The question was, how? Enter Eileen Hull's ScoreBoard dies. When I made my French Storage Caddy a few months ago, I noticed that the boxes, when turned sideways, were the perfect size to hold a Distress ink pad. I filed that little nugget of info away, knowing that I needed a storage solution for my inks. When combined with the idea for the apothecary cabinet, it blossomed into the perfect cabinet for studio storage!
The drawer fronts were covered with galvanized metal that I bought at the hardware store. I used tin snips to cut it to size. Be VERY careful when you do this! The edges are really sharp. After I glued it to the boxes, I was quite distressed to see it was shiny - like mirror shiny - and I wanted mine to look more like aged zinc. After doing a little research on how to dull the finish, I ended up burnishing it with steel wool that I dipped into vinegar. It knocked that shine down almost instantly! The knobs are plain old craft store unfinished wood knobs. I painted them black, sanded them, and inked them with Brushed Corduroy Distress ink.

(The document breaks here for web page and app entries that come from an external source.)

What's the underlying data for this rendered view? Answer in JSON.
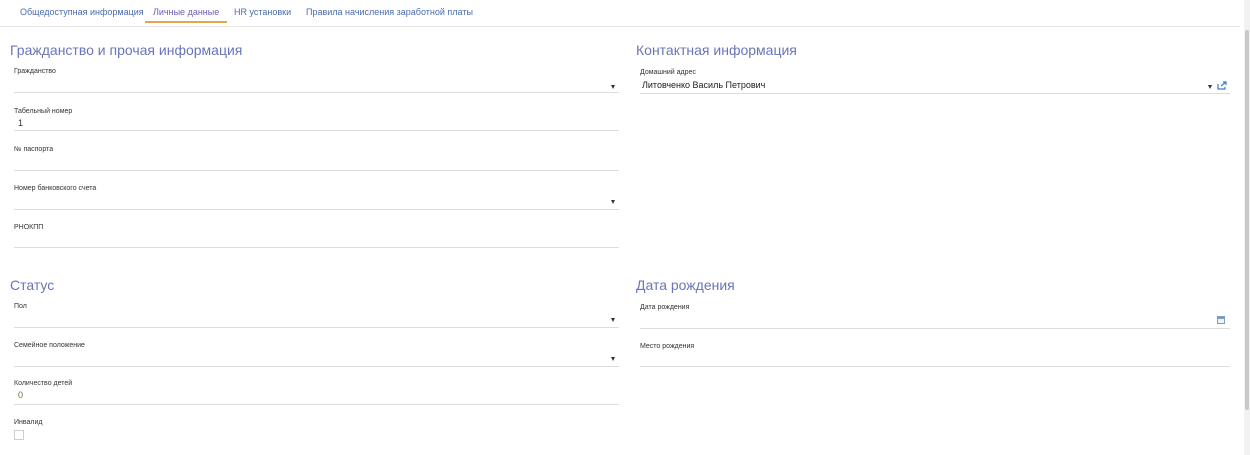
{
  "tabs": [
    {
      "label": "Общедоступная информация"
    },
    {
      "label": "Личные данные"
    },
    {
      "label": "HR установки"
    },
    {
      "label": "Правила начисления заработной платы"
    }
  ],
  "sections": {
    "citizenship": {
      "title": "Гражданство и прочая информация",
      "fields": {
        "citizenship": {
          "label": "Гражданство",
          "value": ""
        },
        "personnel_number": {
          "label": "Табельный номер",
          "value": "1"
        },
        "passport": {
          "label": "№ паспорта",
          "value": ""
        },
        "bank_account": {
          "label": "Номер банковского счета",
          "value": ""
        },
        "rnokpp": {
          "label": "РНОКПП",
          "value": ""
        }
      }
    },
    "contact": {
      "title": "Контактная информация",
      "fields": {
        "home_address": {
          "label": "Домашний адрес",
          "value": "Литовченко Василь Петрович"
        }
      }
    },
    "status": {
      "title": "Статус",
      "fields": {
        "gender": {
          "label": "Пол",
          "value": ""
        },
        "marital": {
          "label": "Семейное положение",
          "value": ""
        },
        "children": {
          "label": "Количество детей",
          "value": "0"
        },
        "disabled": {
          "label": "Инвалид",
          "checked": false
        }
      }
    },
    "birth": {
      "title": "Дата рождения",
      "fields": {
        "birth_date": {
          "label": "Дата рождения",
          "value": ""
        },
        "birth_place": {
          "label": "Место рождения",
          "value": ""
        }
      }
    }
  },
  "icons": {
    "dropdown": "chevron-down-icon",
    "open_record": "external-link-icon",
    "calendar": "calendar-icon"
  },
  "colors": {
    "accent_tab_underline": "#e8a44a",
    "section_title": "#6a75b8",
    "link": "#4a6bb0"
  }
}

This shot shows the basic construction of the cabinet. The upper cubbies are made from Eileen Hull's Box die. The lid was cut off and the box turned with the open side facing out. The drawers on the bottom were made with Eileen's Candy Drawer die, and the little vertical cubby was made with her Caddy die.
The hardest part of this project was figuring out the spacing. I used lots of mat board shims to get everything to match up just right. It was all glued together with Beacon's 3-in-1 glue before painting.
Here is a great shot showing just how shiny those drawer fronts were. Pretty for another project, but not this one! After I painted the whole piece with black acrylic paint, I added a little cove molding to the top and sides. I glued a thin piece of decorative molding just above the drawers to add a bit of detail.
If you don't want to use your cabinet in the studio, it is perfect for displaying all your favorite treasures in your house! It's incredibly sturdy - especially when it's filled. The drawers could be left open for display as well.
I am just too thrilled with how this project turned out! It was definitely a labor of love, but well worth it. It's so hard to believe that it's almost entirely made of paper.
I apologize for not sharing a full tutorial for this, but I am gearing up for CHA sample making and just don't have the time right now. I'm planning to write one up and have it available as a downloadable project after the first of the year, so check back in a month or so. :)
Thanks so much for stopping by today. I hope you enjoyed this project! Have a wonderful week!